The report compiled by the Committee on Health cited a study conducted by students at the Young Women’s Project that found that many of their peers didn’t know the name of the mental health service provider at their school. D.C. Council member Christina Henderson (I-At Large), chair of the Committee on Health, told The Informer that students who testified at council hearings often spoke about relying on friends for information about on-campus services.
In explaining the legislation, Henderson stressed that peer educators wouldn’t replace behavioral health professionals. Instead, they would serve as a bridge between their friends and on-campus service providers, if it ever gets to that point that students need such resources.
“The peer-to-peer model is [for students] to provide resources when they are needed [and] educate others about strategies and walk them to professionals,” Henderson said. “The grantees would be organizations that do this work to provide training around what students would talk about. Needs vary among students, like triage and prevention. [The question is]: How do we prevent a major episode?”
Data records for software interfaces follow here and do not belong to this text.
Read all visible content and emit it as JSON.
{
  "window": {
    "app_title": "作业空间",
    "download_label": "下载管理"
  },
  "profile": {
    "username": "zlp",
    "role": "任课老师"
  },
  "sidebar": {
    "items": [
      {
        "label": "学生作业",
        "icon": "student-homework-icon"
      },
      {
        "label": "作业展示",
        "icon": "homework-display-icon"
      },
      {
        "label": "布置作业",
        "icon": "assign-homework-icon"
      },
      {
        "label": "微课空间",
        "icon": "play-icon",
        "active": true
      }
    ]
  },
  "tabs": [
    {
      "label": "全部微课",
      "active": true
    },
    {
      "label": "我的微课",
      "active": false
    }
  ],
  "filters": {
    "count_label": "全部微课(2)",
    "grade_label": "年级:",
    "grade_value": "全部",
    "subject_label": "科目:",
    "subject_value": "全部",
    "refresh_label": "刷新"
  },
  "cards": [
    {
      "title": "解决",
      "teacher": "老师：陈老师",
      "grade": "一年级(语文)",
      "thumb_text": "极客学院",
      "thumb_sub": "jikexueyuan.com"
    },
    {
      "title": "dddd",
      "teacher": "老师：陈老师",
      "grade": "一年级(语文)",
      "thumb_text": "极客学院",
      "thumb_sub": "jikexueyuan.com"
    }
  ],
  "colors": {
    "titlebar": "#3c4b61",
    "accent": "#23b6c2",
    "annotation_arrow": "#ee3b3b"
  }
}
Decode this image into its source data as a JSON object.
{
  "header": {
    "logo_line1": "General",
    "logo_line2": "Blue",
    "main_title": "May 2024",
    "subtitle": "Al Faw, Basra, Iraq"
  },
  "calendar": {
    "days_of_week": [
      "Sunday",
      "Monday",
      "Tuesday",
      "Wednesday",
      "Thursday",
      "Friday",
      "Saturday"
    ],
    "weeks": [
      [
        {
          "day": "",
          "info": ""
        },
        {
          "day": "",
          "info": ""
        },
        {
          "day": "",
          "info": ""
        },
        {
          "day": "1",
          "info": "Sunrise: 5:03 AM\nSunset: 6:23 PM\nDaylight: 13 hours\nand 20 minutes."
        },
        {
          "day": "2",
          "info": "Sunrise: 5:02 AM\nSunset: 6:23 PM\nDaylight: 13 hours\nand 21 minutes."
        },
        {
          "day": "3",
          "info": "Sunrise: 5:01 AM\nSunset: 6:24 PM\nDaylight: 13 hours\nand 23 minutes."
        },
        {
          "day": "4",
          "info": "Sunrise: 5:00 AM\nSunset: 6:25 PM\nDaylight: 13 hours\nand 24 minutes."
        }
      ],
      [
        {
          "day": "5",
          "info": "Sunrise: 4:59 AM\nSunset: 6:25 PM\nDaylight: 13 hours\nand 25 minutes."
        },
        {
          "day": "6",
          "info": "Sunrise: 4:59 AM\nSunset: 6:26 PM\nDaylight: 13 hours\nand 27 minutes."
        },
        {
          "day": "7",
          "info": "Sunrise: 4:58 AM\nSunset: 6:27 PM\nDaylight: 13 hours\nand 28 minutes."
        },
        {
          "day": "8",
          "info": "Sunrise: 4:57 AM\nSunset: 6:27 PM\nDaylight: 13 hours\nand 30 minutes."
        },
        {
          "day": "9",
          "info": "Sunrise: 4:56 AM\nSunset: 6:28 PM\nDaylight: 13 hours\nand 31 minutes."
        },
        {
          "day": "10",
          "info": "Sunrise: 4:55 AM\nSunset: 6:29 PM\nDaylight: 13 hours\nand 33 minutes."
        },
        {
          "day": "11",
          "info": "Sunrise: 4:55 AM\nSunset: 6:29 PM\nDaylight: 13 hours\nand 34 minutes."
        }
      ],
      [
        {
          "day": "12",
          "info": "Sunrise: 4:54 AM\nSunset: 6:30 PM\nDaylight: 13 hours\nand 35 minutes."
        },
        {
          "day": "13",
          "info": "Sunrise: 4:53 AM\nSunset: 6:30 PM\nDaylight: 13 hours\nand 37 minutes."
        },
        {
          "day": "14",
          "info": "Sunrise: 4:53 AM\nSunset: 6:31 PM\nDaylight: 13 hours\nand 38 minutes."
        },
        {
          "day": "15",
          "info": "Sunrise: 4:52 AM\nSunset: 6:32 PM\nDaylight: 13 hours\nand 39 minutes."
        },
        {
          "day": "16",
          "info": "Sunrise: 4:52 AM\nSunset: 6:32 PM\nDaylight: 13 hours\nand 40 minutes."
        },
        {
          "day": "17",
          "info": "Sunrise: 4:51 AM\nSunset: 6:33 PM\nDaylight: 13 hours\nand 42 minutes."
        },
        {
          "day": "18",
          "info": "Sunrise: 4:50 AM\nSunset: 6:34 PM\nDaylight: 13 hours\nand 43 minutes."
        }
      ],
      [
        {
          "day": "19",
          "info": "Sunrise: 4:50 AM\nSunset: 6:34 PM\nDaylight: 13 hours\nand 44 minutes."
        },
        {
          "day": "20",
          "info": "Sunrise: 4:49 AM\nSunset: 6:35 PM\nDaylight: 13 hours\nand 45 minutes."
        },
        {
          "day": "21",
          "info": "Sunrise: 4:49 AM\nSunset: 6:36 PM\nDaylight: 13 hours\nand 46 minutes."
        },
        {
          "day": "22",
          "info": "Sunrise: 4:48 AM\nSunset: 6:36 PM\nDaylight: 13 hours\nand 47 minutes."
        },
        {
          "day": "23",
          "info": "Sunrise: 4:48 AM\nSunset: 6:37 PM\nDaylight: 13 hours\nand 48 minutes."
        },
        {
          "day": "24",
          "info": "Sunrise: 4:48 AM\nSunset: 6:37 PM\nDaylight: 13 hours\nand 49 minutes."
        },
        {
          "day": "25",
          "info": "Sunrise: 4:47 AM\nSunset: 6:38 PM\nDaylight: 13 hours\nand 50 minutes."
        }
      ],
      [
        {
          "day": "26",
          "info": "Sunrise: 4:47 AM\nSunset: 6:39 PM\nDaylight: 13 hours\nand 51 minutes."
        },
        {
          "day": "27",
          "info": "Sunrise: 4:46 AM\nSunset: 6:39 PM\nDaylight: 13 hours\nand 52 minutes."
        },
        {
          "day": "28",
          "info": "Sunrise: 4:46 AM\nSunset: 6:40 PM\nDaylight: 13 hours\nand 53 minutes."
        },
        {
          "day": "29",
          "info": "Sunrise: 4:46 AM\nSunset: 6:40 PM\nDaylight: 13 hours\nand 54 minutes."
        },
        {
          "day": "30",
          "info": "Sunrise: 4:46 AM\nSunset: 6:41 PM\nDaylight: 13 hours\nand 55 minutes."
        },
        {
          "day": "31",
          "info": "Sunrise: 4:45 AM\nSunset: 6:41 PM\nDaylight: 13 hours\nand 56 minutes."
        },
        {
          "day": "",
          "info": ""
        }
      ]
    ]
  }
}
Due to workforce shortages, the 2022-2023 school year is anticipated to end with more than 90 clinician vacancies at more than 70 District public and public charter schools that have established partnerships with DBH and community-based organizations. Those closely familiar with the trend say that private practice has become more attractive to clinicians.
For Laura Maestas, executive director at DC Prep Public Charter School, the situation has become even more daunting since half of the six campuses under her purview have clinician vacancies.
Earlier this year, Maestas pleaded with the D.C. Council to increase funding for community-based organization clinician grants. She said that, without more clinicians, the few who are on site, via compensation directly from DC Prep, have an even bigger caseload that makes it harder to reach students who don’t have a 504 plan or individualized education plan (IEP), but require just as much attention.
To solve that problem, DC Prep has partnered with the WISE Center, a program out of MedStar Georgetown University Hospital that supports schools with comprehensive mental wellness approaches. When it comes to a peer educator program, Maestas espouses support for it at the middle school level, as long as it works in tandem with on-site clinicians.
“We have a number of students who need a lot more support than we are able to provide. We think about where it’s appropriate to have students receive services in groups rather than individual counseling,” Maestas said.
“What I’m hearing [from counselors] is that they have an obligation to make sure students are taken care of, and they need to figure out how to do more,” she added. “It makes me nervous that we’re burning out clinicians. There’s an overwhelming need to go above and beyond.”